Twenty years on - the day a football club diedBy Graham Brookland
March 29, 2012
YOU don’t understand what it’s like unless you experience it. That’s what I say to those football supporters when the debate regarding the end of Aldershot Football Club reaches the surface.
When I listen to those laborious football phone-ins as supporters (mainly from the Premier League) moan on about all the problems that are emanating from their club, stating how the club is in turmoil and it couldn’t get any worse, I cannot take them seriously.
Indeed I laugh, you see, because they just don’t get it. It couldn’t get any worse than it was for Aldershot supporters on 25th March 1992.
It is a date that is etched in the minds of all Shots fans. The day that Aldershot Football Club’s 60-year membership of the Football League ceased. Wound-up, liquidated – no more! The day a football club died!

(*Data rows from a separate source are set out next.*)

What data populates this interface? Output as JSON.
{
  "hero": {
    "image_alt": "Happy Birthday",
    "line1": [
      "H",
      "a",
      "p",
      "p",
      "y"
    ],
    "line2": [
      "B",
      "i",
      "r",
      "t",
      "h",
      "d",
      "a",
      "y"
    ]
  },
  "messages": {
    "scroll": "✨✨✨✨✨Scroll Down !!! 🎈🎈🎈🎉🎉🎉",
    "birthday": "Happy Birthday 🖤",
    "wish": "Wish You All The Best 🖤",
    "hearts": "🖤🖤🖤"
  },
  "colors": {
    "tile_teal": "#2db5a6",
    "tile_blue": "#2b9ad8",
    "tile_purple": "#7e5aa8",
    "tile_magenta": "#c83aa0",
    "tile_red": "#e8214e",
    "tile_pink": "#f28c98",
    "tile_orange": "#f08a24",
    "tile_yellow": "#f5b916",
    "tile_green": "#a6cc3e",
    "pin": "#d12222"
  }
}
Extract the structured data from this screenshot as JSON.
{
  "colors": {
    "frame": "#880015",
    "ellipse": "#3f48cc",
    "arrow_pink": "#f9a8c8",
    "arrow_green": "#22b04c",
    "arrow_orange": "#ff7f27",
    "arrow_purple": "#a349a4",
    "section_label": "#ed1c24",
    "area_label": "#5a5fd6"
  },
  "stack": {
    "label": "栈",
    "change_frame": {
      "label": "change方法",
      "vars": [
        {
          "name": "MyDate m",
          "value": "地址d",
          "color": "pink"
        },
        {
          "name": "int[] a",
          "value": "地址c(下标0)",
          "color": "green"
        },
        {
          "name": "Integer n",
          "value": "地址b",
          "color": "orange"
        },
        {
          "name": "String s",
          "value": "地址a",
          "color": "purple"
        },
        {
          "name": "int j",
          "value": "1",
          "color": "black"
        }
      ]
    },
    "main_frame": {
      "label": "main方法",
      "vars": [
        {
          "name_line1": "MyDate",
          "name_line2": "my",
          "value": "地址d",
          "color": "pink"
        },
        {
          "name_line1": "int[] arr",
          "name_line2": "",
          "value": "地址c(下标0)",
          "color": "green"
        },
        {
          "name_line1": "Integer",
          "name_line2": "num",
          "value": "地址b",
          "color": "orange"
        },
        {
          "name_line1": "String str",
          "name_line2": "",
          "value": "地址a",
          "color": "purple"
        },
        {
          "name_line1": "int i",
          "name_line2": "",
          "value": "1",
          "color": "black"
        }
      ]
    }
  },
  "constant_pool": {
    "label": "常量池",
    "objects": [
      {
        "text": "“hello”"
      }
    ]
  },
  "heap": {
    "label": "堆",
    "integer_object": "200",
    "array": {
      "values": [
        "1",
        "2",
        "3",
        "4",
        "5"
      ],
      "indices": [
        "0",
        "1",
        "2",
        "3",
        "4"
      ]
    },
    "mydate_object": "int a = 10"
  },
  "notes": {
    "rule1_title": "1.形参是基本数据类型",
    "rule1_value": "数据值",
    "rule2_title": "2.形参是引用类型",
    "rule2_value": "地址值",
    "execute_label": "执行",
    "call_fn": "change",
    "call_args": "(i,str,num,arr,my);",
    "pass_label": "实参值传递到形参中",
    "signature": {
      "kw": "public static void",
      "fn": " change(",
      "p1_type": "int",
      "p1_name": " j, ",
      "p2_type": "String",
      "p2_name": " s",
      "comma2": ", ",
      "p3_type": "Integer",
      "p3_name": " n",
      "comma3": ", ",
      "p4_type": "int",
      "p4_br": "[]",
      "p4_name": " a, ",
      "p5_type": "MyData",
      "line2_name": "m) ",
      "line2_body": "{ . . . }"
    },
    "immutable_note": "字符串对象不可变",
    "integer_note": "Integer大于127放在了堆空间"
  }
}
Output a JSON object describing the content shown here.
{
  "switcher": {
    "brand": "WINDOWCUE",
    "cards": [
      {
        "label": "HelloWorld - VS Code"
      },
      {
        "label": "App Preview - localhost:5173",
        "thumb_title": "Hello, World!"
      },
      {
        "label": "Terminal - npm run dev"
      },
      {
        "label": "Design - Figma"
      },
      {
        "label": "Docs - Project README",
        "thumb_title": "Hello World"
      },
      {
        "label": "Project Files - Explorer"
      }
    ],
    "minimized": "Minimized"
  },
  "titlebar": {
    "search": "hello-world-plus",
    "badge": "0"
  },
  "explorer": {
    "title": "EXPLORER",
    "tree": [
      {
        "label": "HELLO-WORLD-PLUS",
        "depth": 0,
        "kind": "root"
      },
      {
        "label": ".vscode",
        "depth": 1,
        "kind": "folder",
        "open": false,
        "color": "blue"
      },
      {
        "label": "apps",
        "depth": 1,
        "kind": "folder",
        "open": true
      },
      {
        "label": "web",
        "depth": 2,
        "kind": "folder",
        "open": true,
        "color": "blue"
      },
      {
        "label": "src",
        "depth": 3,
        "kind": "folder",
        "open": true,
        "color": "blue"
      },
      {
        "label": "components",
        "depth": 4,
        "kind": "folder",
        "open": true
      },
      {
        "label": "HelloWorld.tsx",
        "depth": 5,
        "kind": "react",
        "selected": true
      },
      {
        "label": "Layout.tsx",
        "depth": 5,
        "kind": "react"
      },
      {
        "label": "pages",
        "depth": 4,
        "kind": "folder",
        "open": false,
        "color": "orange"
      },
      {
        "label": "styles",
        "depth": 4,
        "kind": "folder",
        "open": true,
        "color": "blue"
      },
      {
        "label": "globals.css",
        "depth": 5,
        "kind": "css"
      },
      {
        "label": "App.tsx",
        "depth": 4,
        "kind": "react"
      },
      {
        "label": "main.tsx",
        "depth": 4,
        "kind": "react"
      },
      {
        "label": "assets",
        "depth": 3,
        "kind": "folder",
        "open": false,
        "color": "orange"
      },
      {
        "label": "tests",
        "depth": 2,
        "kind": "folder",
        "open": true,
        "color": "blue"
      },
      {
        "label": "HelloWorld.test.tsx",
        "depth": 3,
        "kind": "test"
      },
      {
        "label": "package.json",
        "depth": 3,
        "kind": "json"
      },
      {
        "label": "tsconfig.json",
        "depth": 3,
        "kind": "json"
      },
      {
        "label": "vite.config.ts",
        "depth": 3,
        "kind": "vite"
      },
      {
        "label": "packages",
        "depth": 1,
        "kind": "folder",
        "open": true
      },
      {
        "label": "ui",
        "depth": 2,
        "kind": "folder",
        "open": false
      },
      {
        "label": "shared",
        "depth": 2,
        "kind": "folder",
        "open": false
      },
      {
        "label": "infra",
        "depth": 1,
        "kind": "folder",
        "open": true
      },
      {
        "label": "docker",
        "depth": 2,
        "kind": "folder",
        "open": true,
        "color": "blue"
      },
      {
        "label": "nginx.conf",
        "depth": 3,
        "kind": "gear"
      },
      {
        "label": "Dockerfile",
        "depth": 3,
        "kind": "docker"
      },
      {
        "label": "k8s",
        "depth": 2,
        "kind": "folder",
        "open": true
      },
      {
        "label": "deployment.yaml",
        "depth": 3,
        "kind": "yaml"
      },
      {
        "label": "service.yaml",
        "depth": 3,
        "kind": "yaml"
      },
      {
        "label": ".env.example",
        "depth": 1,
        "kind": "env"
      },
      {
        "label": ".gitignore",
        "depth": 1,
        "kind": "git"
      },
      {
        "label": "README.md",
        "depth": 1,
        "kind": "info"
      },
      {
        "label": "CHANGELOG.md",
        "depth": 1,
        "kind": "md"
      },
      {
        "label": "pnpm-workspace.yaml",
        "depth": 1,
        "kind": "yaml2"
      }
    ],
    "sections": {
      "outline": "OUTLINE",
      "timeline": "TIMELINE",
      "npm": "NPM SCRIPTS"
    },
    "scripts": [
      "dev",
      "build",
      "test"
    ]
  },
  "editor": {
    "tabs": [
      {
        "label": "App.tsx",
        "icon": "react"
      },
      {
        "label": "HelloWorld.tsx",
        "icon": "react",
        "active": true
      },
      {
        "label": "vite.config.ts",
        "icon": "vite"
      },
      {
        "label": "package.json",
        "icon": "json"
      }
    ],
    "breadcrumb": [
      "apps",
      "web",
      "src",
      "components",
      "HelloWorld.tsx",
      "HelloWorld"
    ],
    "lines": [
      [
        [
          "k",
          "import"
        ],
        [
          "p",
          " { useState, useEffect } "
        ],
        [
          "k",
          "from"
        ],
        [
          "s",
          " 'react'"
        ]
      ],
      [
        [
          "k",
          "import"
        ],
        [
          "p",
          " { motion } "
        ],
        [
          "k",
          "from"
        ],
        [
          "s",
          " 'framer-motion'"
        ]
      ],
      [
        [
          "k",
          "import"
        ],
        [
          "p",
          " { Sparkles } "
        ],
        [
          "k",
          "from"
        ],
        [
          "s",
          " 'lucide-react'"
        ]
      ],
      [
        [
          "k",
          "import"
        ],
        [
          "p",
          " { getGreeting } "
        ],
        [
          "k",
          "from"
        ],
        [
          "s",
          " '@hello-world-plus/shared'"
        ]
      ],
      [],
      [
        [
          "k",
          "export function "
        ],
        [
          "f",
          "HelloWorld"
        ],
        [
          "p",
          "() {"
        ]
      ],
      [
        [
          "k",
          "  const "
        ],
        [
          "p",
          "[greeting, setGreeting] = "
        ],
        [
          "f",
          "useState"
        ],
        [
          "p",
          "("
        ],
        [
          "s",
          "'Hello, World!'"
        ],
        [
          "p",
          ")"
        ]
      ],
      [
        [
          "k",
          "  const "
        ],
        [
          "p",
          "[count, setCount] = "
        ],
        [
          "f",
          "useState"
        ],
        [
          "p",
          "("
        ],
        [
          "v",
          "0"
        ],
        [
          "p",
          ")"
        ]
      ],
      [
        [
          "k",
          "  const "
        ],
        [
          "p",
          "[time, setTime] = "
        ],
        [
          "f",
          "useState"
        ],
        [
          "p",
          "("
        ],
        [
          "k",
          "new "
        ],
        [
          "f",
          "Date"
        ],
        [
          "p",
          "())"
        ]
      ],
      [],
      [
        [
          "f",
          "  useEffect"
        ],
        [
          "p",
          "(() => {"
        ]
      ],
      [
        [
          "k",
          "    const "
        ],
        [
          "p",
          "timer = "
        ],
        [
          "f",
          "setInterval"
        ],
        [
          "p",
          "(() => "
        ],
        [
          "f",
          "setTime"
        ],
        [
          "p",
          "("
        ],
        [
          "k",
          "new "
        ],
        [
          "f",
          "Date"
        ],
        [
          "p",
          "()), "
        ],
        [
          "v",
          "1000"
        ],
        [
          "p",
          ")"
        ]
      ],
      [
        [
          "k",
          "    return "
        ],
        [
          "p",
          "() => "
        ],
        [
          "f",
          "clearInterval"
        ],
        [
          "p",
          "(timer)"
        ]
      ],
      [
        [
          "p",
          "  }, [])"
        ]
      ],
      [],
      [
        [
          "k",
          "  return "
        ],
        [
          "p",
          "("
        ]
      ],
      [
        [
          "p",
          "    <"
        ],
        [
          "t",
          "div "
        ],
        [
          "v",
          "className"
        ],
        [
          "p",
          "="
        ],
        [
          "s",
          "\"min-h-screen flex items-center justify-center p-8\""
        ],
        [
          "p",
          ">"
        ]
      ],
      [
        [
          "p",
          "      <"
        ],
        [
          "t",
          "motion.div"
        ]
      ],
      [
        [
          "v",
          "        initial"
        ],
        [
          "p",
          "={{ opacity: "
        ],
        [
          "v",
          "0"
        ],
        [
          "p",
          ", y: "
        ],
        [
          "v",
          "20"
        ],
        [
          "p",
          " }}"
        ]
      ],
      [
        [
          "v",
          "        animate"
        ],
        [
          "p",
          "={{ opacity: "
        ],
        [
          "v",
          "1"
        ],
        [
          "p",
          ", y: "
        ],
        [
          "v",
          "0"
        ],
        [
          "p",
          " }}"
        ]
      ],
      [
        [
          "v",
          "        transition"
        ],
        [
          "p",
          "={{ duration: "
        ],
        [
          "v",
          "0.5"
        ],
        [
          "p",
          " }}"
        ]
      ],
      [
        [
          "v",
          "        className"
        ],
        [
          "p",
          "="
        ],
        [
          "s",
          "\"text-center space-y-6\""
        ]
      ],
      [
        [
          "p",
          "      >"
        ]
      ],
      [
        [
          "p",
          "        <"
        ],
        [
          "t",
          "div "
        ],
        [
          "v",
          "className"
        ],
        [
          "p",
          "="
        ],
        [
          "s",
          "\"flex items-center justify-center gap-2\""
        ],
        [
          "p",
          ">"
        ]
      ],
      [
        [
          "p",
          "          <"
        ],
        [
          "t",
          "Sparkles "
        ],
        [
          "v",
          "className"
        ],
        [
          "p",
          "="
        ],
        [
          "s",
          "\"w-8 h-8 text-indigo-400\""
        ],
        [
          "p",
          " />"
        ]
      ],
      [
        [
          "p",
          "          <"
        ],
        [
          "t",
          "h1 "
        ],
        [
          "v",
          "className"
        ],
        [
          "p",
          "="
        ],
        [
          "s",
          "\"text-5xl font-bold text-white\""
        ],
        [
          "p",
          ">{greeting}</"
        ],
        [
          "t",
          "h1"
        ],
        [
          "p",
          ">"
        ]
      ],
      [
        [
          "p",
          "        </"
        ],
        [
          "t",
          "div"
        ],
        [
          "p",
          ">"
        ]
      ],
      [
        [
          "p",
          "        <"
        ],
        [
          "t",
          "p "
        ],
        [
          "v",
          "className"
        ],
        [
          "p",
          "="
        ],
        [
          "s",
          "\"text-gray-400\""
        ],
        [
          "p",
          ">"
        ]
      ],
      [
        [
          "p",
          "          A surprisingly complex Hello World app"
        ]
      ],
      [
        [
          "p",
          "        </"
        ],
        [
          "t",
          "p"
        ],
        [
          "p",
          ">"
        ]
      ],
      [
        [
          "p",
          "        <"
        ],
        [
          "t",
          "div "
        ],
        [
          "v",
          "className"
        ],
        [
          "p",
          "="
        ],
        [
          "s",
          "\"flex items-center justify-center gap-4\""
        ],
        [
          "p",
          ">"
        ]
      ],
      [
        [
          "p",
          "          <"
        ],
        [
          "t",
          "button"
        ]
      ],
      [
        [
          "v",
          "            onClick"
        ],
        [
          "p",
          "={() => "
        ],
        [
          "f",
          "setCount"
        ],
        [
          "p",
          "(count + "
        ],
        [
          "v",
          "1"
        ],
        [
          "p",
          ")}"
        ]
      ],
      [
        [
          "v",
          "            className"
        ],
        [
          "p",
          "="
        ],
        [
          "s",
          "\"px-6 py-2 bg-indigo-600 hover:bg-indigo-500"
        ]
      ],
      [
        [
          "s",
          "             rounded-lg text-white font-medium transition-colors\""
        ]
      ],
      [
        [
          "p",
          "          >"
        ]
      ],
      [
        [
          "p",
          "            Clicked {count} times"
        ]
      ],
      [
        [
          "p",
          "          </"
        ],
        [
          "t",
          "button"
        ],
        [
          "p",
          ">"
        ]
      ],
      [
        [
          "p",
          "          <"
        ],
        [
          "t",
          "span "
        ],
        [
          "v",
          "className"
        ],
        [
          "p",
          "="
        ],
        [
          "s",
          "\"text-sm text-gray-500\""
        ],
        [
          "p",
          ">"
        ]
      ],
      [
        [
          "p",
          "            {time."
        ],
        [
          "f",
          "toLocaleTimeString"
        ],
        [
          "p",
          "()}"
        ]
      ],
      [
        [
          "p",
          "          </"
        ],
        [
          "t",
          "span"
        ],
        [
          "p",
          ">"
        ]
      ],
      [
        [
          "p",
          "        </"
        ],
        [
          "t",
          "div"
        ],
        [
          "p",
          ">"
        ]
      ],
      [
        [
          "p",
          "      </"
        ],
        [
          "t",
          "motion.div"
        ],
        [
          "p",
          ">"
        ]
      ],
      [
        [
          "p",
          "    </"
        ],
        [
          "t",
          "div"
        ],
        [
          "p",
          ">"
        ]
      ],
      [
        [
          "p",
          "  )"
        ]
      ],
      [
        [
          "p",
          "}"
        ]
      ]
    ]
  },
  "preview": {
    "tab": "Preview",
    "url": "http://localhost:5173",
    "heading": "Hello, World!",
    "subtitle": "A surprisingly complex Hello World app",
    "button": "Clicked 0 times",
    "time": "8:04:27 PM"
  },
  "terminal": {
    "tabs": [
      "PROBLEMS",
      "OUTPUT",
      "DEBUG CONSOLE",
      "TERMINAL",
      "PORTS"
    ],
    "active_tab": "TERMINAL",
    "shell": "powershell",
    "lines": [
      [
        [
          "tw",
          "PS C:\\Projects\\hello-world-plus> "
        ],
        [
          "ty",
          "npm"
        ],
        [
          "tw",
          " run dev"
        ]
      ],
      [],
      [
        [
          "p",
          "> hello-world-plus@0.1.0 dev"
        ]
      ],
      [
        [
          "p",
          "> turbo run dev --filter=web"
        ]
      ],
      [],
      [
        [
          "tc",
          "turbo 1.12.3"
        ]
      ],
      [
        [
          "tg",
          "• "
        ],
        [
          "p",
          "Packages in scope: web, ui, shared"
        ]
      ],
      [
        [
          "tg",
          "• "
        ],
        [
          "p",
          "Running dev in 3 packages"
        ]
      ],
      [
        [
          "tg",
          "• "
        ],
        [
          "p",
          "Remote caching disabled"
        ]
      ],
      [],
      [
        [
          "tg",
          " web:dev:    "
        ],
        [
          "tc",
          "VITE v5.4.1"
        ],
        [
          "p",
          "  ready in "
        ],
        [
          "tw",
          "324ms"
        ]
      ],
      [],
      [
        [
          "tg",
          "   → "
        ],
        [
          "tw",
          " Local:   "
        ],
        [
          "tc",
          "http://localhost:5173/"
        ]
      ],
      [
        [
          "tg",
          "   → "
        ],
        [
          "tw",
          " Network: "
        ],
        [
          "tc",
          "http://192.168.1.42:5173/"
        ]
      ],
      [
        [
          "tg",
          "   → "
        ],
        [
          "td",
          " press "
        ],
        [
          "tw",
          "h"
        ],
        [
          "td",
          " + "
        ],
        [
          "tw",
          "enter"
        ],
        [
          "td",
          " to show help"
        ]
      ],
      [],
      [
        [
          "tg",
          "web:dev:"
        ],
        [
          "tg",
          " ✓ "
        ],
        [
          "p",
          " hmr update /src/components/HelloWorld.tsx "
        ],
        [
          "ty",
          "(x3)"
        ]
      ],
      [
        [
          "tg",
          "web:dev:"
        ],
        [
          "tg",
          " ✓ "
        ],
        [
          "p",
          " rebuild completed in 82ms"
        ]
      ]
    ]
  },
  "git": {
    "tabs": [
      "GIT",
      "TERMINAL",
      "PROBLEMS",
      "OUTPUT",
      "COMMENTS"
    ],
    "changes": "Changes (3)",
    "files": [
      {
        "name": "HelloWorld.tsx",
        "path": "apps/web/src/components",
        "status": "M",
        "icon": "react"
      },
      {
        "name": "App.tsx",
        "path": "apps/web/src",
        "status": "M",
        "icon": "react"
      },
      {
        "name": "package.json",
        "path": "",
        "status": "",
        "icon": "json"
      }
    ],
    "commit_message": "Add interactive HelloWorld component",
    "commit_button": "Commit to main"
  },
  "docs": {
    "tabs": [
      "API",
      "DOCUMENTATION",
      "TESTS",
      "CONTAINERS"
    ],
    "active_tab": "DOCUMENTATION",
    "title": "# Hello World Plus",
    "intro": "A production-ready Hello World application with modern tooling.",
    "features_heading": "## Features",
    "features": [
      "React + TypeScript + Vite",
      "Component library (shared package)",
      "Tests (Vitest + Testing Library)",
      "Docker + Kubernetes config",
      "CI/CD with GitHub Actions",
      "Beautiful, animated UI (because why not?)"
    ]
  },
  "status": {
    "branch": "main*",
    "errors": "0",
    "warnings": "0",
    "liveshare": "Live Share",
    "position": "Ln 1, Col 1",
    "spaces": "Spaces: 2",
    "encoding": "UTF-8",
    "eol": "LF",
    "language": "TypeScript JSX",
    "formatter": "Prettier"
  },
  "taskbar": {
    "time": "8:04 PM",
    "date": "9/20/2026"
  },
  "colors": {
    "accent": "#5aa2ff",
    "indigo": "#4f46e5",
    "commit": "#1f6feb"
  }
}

It was a harrowing time – a desperate period and, despite the inevitability of the demise, when the final curtain fell, it created an air of disbelief, shock and anger! For years, the threat of extinction surrounded many clubs up and down the country.
There was always going to be that knight in shining armour wasn’t there? Not in this part of Hampshire, unfortunately. The first club in 30 years to be kicked out of the Football League mid-season and, remarkably, the last club to suffer that fate, too. An unfortunate statistic that will, sadly, eventually change.
It is a period I will never forget. As Chairman of the Supporters Club at the time, it was a desperate struggle to remain optimistic, but we did. We had a fine group of committee members who did everything we possibly could to help save the club. The generosity of fans and other clubs alike was truly symptomatic of the huge affection there was to keep the club afloat. It was, however, not enough.
For whatever reasons, the club’s financial predicament was irreversible. I found it hard to take some people seriously who always assured me that “It would be ok. That a saviour will emerge”. They didn’t and it wasn’t ok. Those people, however, were not given the opportunity to be involved in Aldershot Town and, indeed, fortunately are no longer involved in football, full stop.
That final night at Ninian Park five days before the eventual closure of the club will always be recalled vividly. At the time, the Supporters Club were funding travel to the away matches for the team in addition to being able to donate funds collected by the generosity of supporters to the players who, by 1992, were not receiving any wages. I recall getting a phone call from caretaker manager Ian McDonald on the morning of the Cardiff City match informing me that if the coach company were not paid up-front, it wouldn’t be leaving the car park! In those days, you could only withdraw £100 per time from a building society and I had to make visits to three separate building societies to withdraw the cash. After rushing about to obtain the necessary funds, I recall getting grief upon arriving at the Rec for keeping everybody waiting.
However, travel to Cardiff we did on the team coach. It was a hugely emotional occasion, though. The final whistle was greeted with a wonderful sense of togetherness, but that thought of emptiness wasn’t too far away either! The realisation that this was it. The end! Departing the coach upon arriving back in Aldershot during the early hours of the morning provided an eerie feeling.
All those memories – McGregor, Johnson, Jopling, Brodie, Dungworth etc Unbeaten at home in 77/78 and then there was 1979 and the pure buzz of those special FA Cup nights. My childhood. The place I always felt the safest and the place I always felt the happiest - The Rec! Seemingly gone forever.
I wasn’t at the High Court on the day of the winding-up order, but was present at the Rec. It was surreal. I recall watching grown men in tears standing at the place they would have watched their football for decades. It was truly awful.
I recall a few days later being at the stadium when all the staff (players, management and admin) were all gathered on the pitch at the Rec. All those dedicated people, unpaid for months, being told that they no longer had a job. Soon after and it was a trip to the Auctioneers in Southampton where all the assets of Aldershot Football Club were sold off all in a morning. Pretty sad really.
It is imperative to emphasise the experiences of 1992. The rebirth of football in the town has been a special achievement driven by the enthusiasm of the supporters. The closure of Aldershot FC certainly provided added enthusiasm, determination and courage as the new club was formed and that dedication has continued by the tireless work of the new generation of supporters that have become avid followers.
Everybody should hold their heads high at this club. The adulation nationwide is sometimes missing of the achievement that has been created here after achieving five promotions since our inception, starting with nothing and having to earn the right to succeed.
Next season, we will remember the marvellous achievements that have been created since 1992, but this week is all about remembering Aldershot Football Club.